The Mongolian race is one of the most popular of the native bovine races. Two varieties exist: the Ujumqin and the Halhïn Gol.
The Ujumqin race is mainly found in Inner Mongolia, an independent region of the Peoples Republic of China. It has been raised for centuries by nomads and prized for the quality of its meat.
It is generally dark brown with reddish streaks but it can also be black. It can produce 500-600 kg of milk in the first 5 months of lactation containing 5% fat. The average weight of a Ujumqin bull is 420 kg, whilst that of an adult cow is around 370 kg. In addition, it can tolerate temperatures as low as – 30 to – 40 degrees.
Its meat is consumed dry with vegetables and fried with potatoes and celery. It is also used in the preparation of various traditional dishes.
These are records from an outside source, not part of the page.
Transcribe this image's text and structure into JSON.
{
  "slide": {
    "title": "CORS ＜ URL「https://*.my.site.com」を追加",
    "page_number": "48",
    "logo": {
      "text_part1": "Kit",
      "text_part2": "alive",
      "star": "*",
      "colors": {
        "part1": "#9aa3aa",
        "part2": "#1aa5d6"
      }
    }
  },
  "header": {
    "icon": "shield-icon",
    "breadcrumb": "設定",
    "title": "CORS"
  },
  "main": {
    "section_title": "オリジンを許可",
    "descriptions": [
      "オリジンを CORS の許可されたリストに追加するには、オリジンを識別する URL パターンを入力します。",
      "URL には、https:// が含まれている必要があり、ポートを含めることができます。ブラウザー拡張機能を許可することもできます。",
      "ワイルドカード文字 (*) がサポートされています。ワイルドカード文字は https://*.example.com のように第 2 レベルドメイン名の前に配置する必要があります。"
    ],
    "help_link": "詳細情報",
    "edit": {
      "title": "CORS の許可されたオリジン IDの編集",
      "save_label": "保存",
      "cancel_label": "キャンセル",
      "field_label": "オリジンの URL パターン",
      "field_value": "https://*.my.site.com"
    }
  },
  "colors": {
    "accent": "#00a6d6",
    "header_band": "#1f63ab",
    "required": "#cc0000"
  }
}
From the beginning of the ’60s, the traditional pastoral system of Inner Mongolia was progressively replaced with collectivisation and intensification of agricultural production and raising. The native races were replaced and the raising of sheep for wool became widespread. The Ujumqin race so became less diffuse.